Muscular dystrophy is fast becoming an alarming situation in our society. Instead of taking drastic steps to contain the disease and provide proper management and support services, our Government is still turning deaf ears to our requests. Muscular Dystrophy has NO CURE in the world. Many doctors portray a very grim picture to the family with MD patients. With adequate rehabilitation including physiotherapy, healthy diet, dietary supplements and a positive mindset, we can go a long way to preserve muscle mass and strength.

A lot of money is wasted on alternative therapies which hardly provide any relief and a major chunk of family’s income is withered away which could have been well spent on upkeep , care and management of the disease. Government needs to issue clear and crisp directives to doctors who need to caution patients against any mala fide practices being run by quacks who claim to better the life of patients. On compassionate grounds, doctors must provide empathy to family who is already in shock at diagnosis of MD.
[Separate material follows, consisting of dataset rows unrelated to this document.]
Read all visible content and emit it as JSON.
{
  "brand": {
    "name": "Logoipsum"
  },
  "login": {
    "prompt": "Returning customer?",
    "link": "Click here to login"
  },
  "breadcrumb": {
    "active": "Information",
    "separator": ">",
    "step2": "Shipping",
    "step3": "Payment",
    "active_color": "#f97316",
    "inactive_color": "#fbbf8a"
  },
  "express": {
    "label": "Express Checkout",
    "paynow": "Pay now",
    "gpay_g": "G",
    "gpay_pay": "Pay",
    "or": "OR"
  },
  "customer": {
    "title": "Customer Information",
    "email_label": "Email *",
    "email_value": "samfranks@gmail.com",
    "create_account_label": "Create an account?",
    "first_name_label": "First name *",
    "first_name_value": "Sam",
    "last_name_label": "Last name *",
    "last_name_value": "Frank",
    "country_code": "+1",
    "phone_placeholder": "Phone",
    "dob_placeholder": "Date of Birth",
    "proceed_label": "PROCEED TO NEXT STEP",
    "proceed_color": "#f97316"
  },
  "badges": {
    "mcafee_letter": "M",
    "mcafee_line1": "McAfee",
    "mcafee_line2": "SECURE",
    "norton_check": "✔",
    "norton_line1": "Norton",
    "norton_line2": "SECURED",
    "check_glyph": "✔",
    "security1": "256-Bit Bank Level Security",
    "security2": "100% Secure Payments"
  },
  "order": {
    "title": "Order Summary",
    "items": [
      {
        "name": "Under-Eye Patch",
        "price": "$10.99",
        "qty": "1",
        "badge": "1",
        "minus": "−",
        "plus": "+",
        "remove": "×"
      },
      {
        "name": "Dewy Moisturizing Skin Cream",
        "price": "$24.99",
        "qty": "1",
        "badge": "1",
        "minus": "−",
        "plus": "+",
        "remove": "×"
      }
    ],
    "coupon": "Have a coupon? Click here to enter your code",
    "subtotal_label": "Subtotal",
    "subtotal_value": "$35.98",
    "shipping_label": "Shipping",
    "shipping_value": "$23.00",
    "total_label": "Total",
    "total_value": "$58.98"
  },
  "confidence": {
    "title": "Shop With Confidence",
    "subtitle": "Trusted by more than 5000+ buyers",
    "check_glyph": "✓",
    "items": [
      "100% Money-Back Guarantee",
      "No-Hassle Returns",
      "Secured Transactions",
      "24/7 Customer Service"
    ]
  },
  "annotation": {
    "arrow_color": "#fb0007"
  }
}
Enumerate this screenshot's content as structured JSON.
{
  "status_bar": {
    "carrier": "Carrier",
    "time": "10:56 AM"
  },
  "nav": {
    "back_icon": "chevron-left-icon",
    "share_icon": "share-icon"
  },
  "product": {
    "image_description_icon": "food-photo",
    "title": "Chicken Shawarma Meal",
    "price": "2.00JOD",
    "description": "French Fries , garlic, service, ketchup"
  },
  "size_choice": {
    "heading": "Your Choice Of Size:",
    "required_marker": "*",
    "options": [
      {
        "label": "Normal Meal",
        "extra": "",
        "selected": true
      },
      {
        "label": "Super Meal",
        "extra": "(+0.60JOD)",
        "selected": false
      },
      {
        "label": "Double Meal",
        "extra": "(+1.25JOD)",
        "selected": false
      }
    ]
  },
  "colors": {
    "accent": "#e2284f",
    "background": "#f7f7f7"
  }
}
We at Muscular Dystrophy Patient’s Welfare Society are a strong patient advocacy group that re-enforces belief in mothers and families who are the pillars of support to MD patients. Our members are well integrated with other NGOs like PPMD, IAMD, AMDA, TMDA, etc to proactively build up hope and belief in emerging therapeutic treatments which have the potential to offer relief and arrest the decline of MD. To approach scientific community for clinical studies, Government for policy decisions and organisations for raising funds to support clinical studies, we are in process of forming National registries for MD and all MD afflicts can register with us at undermentioned contact numbers.

Instead of ostracizing and isolating the families with Muscular Dystrophy patients, we must develop an all- inclusive ecosystem to encourage and provide emotional and physical support to the family and patients. Health is a state subject. We expect our government to form a high level committee dedicated to work towards providing benefits and relief to family who silently suffers at the hands of this atrocious disorder. To fulfil high costs towards maintenance of this disease, many have drained their resources including selling off their lands, giving up their careers, taking loans and are eyeing eagerly towards any financial support from government.

This committee must develop a team of scientists to cohesively works towards providing treatment and bringing “Bridging trials” of successful drugs in phase 3 for this disorder. All types of MD must be listed as severe disability in National Health Mission as soon as possible. This disease with due respect to cancer survivors is worse than cancer due to its progressive nature which renders the patient helpless with as trivial an activity as scratching due to mosquito bite, having our favourite icecream, drinking glass of water when thirsty, playing outdoors, socializing with friends and family and much more. Insurance companies must come forward to cover the monumental costs of treatment and disease management. First and foremost free genetic testing must be provided alongwith necessary Genetic counselling to diagnose the disease and contain its spread.

Written by Gitika Khanna +91 9818227215
You may reach Ajit Sinha at +91 8208570955, Mangesh Pedamkar at +91 9664888111